The next few paragraphs explain endorphins and enkephalins from www.Encyclopedia.com:


Medical Discoveries

COPYRIGHT 1997 Thomson Gale

Endorphin and enkephalin

Endorphin and enkephalin are the body's natural painkillers. When a person is injured, pain impulses travel up the spinal cord to the brain. The brain then releases endorphins and enkephalins. Enkephalins block pain signals in the spinal cord. Endorphins are thought to block pain principally at the brain stem. Both are morphine-like substances whose functions are similar to those of opium-based drugs.

Today, the word "endorphin" is used generically to describe both groups of painkillers. These naturally occurring opiates include enkephalins (methionine and leucine), endorphins (alpha, beta, gamma, and delta) and a growing number of synthetic (artificial) compounds.


In the mid-1960s scientists proposed theories that the opiate narcotics (opium, heroin, morphine) mimic the actions of naturally occurring chemicals within the brain. They believed that these narcotics act as painkillers by manipulating the brain's receivers for those naturally occurring substances.

In the late 1970s researchers learned that there are specific areas in the brain that control pain. It is those areas that opiates attach themselves to in order to perform their functions. It was only then that researchers were able to identify the two naturally occurring pain killers, endorphins and enkephalins. This offered opportunities for developing drugs similar in structure to the natural pain-killing substances.*

The psychiatry department at Yale recommends acupuncture for addiction recovery: https://medicine.yale.edu/psychiatry/newsandevents/cmhcacupuncture.aspx

Acupuncture analgesia: https://www.ncbi.nlm.nih.gov/pubmed/18711761

Acupuncture and Endorphins a compelling reason to use acupuncture when opioid medications are no longer an options: https://www.ncbi.nlm.nih.gov/pubmed/15135942

If you read one article about opioid addiction and it's solutions, this is the one to ready. A comprehensive review and treatment solutions for the opioid epidemic written by a writer for my alma mater, Pacific College of Oriental Medicine: https://www.pacificcollege.edu/news/blog/2018/02/06/acupunctures-impact-opioid-addictions-and-pain-management. This article is thorough, backed by studies and has real options for doctors to refer out and patients to ease their suffering.

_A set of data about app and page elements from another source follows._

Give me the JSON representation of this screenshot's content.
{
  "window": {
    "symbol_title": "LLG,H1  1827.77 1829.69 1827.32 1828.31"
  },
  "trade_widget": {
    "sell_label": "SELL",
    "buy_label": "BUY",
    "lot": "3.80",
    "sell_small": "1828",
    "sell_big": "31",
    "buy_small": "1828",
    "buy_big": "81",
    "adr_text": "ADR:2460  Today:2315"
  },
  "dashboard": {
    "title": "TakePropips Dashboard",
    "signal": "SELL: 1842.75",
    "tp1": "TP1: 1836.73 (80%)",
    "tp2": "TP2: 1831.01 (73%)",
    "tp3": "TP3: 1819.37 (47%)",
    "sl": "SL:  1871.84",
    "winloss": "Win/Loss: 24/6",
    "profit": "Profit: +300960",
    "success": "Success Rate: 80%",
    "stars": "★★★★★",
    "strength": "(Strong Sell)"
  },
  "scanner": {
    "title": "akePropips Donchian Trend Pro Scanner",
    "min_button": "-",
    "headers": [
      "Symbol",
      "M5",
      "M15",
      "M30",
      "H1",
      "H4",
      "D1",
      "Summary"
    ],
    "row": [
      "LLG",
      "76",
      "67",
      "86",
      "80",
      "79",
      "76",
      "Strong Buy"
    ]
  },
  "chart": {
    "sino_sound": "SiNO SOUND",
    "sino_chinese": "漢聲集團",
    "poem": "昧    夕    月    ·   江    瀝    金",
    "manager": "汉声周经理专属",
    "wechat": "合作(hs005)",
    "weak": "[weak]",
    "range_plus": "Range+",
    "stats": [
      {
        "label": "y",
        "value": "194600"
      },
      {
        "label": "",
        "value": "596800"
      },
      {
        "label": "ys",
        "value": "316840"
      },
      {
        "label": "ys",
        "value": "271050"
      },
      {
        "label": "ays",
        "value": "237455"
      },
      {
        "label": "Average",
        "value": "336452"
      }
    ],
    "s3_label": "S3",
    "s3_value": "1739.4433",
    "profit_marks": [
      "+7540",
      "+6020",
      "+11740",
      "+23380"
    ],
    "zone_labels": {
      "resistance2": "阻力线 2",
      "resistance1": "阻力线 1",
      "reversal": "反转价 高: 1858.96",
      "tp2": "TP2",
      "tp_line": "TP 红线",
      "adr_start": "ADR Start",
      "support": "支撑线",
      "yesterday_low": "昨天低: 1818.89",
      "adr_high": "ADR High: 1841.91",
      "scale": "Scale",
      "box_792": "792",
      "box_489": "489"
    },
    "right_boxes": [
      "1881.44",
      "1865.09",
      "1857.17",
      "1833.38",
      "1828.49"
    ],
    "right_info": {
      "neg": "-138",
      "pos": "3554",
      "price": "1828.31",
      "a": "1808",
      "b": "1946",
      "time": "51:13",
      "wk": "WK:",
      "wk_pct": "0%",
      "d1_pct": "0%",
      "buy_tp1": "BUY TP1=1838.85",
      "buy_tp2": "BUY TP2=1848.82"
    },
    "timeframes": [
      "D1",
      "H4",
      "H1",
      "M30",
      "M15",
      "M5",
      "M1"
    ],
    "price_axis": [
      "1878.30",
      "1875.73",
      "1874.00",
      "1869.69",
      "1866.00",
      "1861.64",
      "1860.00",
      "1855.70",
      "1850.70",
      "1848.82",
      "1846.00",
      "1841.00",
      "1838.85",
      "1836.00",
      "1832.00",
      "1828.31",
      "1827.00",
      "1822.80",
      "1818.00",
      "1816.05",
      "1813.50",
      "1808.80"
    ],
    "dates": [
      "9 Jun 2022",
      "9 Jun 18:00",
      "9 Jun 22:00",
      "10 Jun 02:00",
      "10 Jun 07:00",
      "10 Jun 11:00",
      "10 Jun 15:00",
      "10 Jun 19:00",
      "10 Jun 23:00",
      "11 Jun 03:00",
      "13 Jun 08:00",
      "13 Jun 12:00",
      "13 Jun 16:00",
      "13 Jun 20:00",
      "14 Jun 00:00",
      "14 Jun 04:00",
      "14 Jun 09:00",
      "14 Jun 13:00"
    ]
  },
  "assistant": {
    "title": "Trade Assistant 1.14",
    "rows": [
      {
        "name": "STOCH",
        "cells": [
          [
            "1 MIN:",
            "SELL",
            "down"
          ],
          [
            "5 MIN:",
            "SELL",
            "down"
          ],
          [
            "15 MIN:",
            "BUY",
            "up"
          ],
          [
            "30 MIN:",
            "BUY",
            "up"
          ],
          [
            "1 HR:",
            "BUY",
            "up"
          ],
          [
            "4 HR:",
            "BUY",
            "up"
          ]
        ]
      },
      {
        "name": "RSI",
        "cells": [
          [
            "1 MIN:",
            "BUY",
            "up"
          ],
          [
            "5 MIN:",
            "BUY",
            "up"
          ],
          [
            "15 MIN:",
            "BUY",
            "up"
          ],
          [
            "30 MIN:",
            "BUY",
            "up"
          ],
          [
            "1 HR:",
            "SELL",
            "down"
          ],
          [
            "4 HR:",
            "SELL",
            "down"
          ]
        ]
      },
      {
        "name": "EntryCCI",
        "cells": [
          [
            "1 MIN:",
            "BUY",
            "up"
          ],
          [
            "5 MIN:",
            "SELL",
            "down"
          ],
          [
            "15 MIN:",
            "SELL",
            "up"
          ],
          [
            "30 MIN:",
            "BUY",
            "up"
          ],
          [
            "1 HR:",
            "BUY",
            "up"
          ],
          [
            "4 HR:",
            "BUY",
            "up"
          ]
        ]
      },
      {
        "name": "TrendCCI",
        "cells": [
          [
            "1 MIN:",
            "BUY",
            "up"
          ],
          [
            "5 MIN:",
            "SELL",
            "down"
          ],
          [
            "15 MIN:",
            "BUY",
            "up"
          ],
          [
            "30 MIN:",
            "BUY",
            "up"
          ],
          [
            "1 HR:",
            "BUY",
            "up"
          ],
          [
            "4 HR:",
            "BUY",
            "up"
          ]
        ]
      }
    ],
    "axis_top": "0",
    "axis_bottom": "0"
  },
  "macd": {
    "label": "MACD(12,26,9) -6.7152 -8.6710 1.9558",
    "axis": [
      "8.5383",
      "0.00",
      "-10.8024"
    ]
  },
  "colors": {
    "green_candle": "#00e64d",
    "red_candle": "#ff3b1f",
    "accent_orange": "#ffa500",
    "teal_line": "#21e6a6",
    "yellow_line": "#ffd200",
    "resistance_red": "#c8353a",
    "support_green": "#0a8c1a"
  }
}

Acupuncture has been proven to address pain of any nature, curb cravings, insomnia, anxiety, depression, neuropathy, post-operative pain, sports injury pain, work injury pain, headache pain, menstrual pain and even pain from cancer.

Love evidence? Need proof it works. Here's a great article showing lots of proof of how acupuncture works, particularly the NADA protocol, which is only one tool we use to help resolve addiction, pain and get patients off opioid medication. https://acudetox.com/phocadownload/Research_Summary_2013%20(2).pdf

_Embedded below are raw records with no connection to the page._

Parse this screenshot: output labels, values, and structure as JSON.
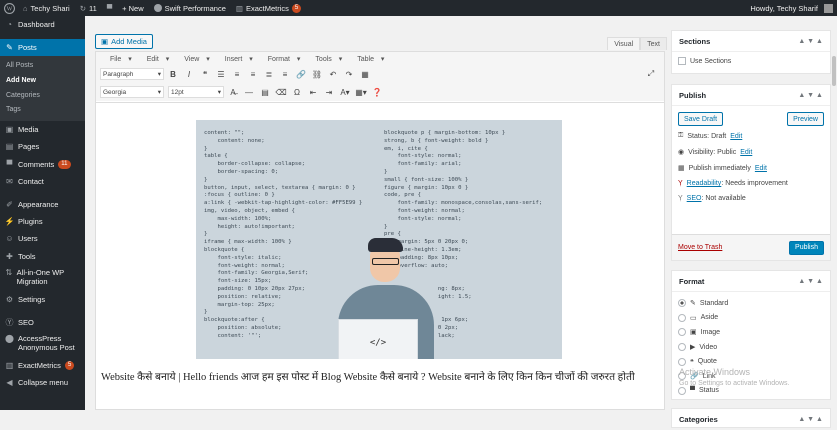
{
  "adminbar": {
    "site_name": "Techy Shari",
    "updates": "11",
    "new_label": "+ New",
    "swift_label": "Swift Performance",
    "exactmetrics_label": "ExactMetrics",
    "exactmetrics_badge": "5",
    "howdy": "Howdy, Techy Sharif"
  },
  "sidebar": {
    "items": [
      {
        "icon": "dashboard-icon",
        "label": "Dashboard"
      },
      {
        "icon": "pin-icon",
        "label": "Posts"
      },
      {
        "icon": "media-icon",
        "label": "Media"
      },
      {
        "icon": "pages-icon",
        "label": "Pages"
      },
      {
        "icon": "comments-icon",
        "label": "Comments",
        "badge": "11"
      },
      {
        "icon": "contact-icon",
        "label": "Contact"
      },
      {
        "icon": "appearance-icon",
        "label": "Appearance"
      },
      {
        "icon": "plugins-icon",
        "label": "Plugins"
      },
      {
        "icon": "users-icon",
        "label": "Users"
      },
      {
        "icon": "tools-icon",
        "label": "Tools"
      },
      {
        "icon": "migration-icon",
        "label": "All-in-One WP Migration"
      },
      {
        "icon": "settings-icon",
        "label": "Settings"
      },
      {
        "icon": "seo-icon",
        "label": "SEO"
      },
      {
        "icon": "access-icon",
        "label": "AccessPress Anonymous Post"
      },
      {
        "icon": "exactmetrics-icon",
        "label": "ExactMetrics",
        "badge": "5"
      },
      {
        "icon": "collapse-icon",
        "label": "Collapse menu"
      }
    ],
    "posts_sub": [
      "All Posts",
      "Add New",
      "Categories",
      "Tags"
    ]
  },
  "editor": {
    "add_media": "Add Media",
    "tab_visual": "Visual",
    "tab_text": "Text",
    "menus": [
      "File",
      "Edit",
      "View",
      "Insert",
      "Format",
      "Tools",
      "Table"
    ],
    "format_select": "Paragraph",
    "font_select": "Georgia",
    "size_select": "12pt",
    "code_left": "content: \"\";\n    content: none;\n}\ntable {\n    border-collapse: collapse;\n    border-spacing: 0;\n}\nbutton, input, select, textarea { margin: 0 }\n:focus { outline: 0 }\na:link { -webkit-tap-highlight-color: #FF5E99 }\nimg, video, object, embed {\n    max-width: 100%;\n    height: auto!important;\n}\niframe { max-width: 100% }\nblockquote {\n    font-style: italic;\n    font-weight: normal;\n    font-family: Georgia,Serif;\n    font-size: 15px;\n    padding: 0 10px 20px 27px;\n    position: relative;\n    margin-top: 25px;\n}\nblockquote:after {\n    position: absolute;\n    content: '\"';",
    "code_right": "blockquote p { margin-bottom: 10px }\nstrong, b { font-weight: bold }\nem, i, cite {\n    font-style: normal;\n    font-family: arial;\n}\nsmall { font-size: 100% }\nfigure { margin: 10px 0 }\ncode, pre {\n    font-family: monospace,consolas,sans-serif;\n    font-weight: normal;\n    font-style: normal;\n}\npre {\n    margin: 5px 0 20px 0;\n    line-height: 1.3em;\n    padding: 8px 10px;\n    overflow: auto;\n}\n\n                ng: 8px;\n                ight: 1.5;\n\n\n                 1px 6px;\n                0 2px;\n                lack;",
    "laptop_code": "</>",
    "paragraph": "Website कैसे बनाये | Hello friends आज हम इस पोस्ट में Blog Website कैसे बनाये ? Website बनाने के लिए किन किन चीजों की जरुरत होती"
  },
  "sections_box": {
    "title": "Sections",
    "option": "Use Sections"
  },
  "publish_box": {
    "title": "Publish",
    "save_draft": "Save Draft",
    "preview": "Preview",
    "status_label": "Status: Draft",
    "visibility_label": "Visibility: Public",
    "publish_label": "Publish immediately",
    "edit": "Edit",
    "readability_link": "Readability",
    "readability_value": ": Needs improvement",
    "seo_link": "SEO",
    "seo_value": ": Not available",
    "trash": "Move to Trash",
    "publish_btn": "Publish"
  },
  "format_box": {
    "title": "Format",
    "options": [
      "Standard",
      "Aside",
      "Image",
      "Video",
      "Quote",
      "Link",
      "Status"
    ],
    "selected": "Standard"
  },
  "categories_box": {
    "title": "Categories"
  },
  "watermark": {
    "line1": "Activate Windows",
    "line2": "Go to Settings to activate Windows."
  },
  "colors": {
    "adminbar": "#23282d",
    "accent": "#0073aa",
    "badge": "#ca4a1f"
  }
}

The best way to find an acupuncturist who can help you or your patients get off pain medication or help with any addiction be it prescription medication, food, alcohol or sugar? Google acupuncture near your city. Read their reviews on google and facebook. Read their website. Here is my website to give you an idea of what a comprehensive and experienced acupuncturist may include: real names and photos on their testimonials, articles written, and share where they studied. Choose an Acupuncturist who is "Licensed" or has the credentials "L.Ac." as they have the most comprehensive training usually around 4 years of graduate school. Certified Acupuncturists or C.Ac. are obtained by Chiropractors, Naturopaths, and M.D.'s but are not nearly as experienced as "L.Ac." and typically only have a few weekend courses in acupuncture.

The Author: Kristen Burris, L.Ac, M.S.T.O.M. has treated tens of thousands of patients over 20 years at her alma mater Pacific College of Oriental Medicine, in her private practice, at San Diego Hospice, UCSD Dental Analgesia and Acupuncture Clinic, and UCSD Free Medical Clinic in San Diego, California

*"Endorphin and Enkephalin." Medical Discoveries. . Encyclopedia.com. 23 Aug. 2018 <http://www.encyclopedia.com>.

Colin Eggleston